When an adult, try to read your own work as a stranger would read it, or even better, as an enemy would.
- Don’t romanticize your “vocation” . You can either write good sentences or you can’t. There is no “writer’s lifestyle”. All that matters is what you leave on the page.
- Avoid your weaknesses. But do this without telling yourself that the things you can’t do aren’t worth doing. Don’t mask self-doubt with contempt.
- Leave a decent space of time between writing something and editing it.
- Avoid cliques, gangs, groups. The presence of a crowd won’t make your writing any better than it is.
- Work on a computer that is disconnected from the internet.
- Protect the time and space in which you write.
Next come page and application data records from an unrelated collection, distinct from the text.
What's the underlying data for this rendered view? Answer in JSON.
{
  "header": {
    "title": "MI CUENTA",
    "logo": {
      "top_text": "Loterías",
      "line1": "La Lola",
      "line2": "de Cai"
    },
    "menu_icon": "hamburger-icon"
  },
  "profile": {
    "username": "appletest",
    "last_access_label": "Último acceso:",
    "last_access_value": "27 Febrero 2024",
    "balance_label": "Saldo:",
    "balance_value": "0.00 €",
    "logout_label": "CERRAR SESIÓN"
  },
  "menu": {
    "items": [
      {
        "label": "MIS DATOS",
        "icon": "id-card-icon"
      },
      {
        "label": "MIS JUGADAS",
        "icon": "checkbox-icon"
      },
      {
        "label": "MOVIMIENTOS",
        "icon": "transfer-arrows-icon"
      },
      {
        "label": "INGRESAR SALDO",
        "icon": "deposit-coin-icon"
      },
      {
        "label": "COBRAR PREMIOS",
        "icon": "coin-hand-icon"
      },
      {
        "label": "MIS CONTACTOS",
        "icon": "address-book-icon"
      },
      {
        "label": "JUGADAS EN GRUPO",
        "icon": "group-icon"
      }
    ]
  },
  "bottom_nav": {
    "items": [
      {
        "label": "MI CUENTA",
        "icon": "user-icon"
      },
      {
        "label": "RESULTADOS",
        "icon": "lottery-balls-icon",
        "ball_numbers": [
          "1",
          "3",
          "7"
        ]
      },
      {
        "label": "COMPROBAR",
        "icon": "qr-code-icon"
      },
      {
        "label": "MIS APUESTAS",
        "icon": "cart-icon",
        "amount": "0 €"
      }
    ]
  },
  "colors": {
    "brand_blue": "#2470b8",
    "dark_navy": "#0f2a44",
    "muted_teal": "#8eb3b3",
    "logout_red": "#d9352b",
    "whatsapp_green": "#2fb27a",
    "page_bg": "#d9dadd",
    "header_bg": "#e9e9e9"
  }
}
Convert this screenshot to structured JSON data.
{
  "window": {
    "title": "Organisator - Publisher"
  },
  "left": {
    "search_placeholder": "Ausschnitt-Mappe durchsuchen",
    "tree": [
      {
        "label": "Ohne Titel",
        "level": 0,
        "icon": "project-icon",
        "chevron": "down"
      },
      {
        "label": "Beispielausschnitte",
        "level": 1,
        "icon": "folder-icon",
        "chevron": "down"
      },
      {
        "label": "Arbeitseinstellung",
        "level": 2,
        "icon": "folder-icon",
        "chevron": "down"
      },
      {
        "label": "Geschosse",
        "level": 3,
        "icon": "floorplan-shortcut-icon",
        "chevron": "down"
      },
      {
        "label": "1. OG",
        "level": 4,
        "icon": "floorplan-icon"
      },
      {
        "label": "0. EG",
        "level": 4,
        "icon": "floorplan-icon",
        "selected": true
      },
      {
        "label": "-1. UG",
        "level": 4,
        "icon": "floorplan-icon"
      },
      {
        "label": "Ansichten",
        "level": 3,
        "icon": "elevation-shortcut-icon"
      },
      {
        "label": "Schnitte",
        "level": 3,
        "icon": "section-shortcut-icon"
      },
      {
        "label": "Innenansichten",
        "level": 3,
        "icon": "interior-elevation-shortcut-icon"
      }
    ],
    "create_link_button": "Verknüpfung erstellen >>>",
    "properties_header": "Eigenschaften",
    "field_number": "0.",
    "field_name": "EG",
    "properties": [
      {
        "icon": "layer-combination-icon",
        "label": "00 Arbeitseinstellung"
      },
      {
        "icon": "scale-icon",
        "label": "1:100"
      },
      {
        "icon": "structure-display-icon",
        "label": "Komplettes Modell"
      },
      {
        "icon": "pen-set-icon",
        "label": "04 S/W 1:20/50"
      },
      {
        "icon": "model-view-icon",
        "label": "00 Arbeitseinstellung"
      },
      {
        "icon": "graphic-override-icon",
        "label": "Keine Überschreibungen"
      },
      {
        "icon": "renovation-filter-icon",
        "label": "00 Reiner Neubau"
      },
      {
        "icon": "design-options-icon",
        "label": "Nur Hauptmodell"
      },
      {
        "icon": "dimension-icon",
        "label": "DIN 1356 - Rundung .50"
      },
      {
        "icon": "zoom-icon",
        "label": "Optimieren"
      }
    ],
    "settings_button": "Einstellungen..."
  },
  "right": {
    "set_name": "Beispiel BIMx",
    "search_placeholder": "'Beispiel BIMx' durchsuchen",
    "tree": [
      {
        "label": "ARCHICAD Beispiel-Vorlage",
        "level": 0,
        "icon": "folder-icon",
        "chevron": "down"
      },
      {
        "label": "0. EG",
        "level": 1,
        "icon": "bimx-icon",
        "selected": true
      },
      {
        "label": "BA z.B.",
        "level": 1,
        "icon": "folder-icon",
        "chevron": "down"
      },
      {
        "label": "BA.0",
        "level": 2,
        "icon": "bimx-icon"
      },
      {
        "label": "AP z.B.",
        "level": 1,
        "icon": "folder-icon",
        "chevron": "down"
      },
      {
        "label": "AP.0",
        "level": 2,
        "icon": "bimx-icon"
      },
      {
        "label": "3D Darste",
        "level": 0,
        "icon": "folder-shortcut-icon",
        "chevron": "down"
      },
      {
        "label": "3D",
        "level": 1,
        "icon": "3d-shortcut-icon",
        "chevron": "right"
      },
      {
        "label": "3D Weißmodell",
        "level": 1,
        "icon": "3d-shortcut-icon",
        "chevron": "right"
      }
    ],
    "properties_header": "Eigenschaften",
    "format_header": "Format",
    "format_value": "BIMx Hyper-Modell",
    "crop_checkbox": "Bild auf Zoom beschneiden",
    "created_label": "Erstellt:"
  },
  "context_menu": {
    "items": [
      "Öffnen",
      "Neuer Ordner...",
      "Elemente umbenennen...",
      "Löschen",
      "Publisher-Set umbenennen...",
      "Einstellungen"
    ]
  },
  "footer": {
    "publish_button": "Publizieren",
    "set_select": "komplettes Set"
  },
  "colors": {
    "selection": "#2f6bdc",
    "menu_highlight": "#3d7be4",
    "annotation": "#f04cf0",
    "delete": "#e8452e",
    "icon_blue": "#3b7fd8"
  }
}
Keep everybody away from it, even the people who are most important to you.
- Don’t confuse honors with achievement.
- Tell the truth through whichever veil comes to hand — but tell it. Resign yourself to the lifelong sadness that comes from never being satisfied.
- via Brain Pickings.
The Guardian of London, inspired by Elmore Leonard’s 10 rules for writing fiction, asked 28 other fiction writers, including Zadie Smith, for their own rules.
I spent 40 years in which I wrote nearly every working day, and got paid for it, and, in retirement, I still feel the urge to write. Hence this blog. But I doubt if I ever had the ability, and I am sure I never had the commitment, to be a Zadie Smith, Elmore Leonard, Kurt Vonnegut or Henry Miller.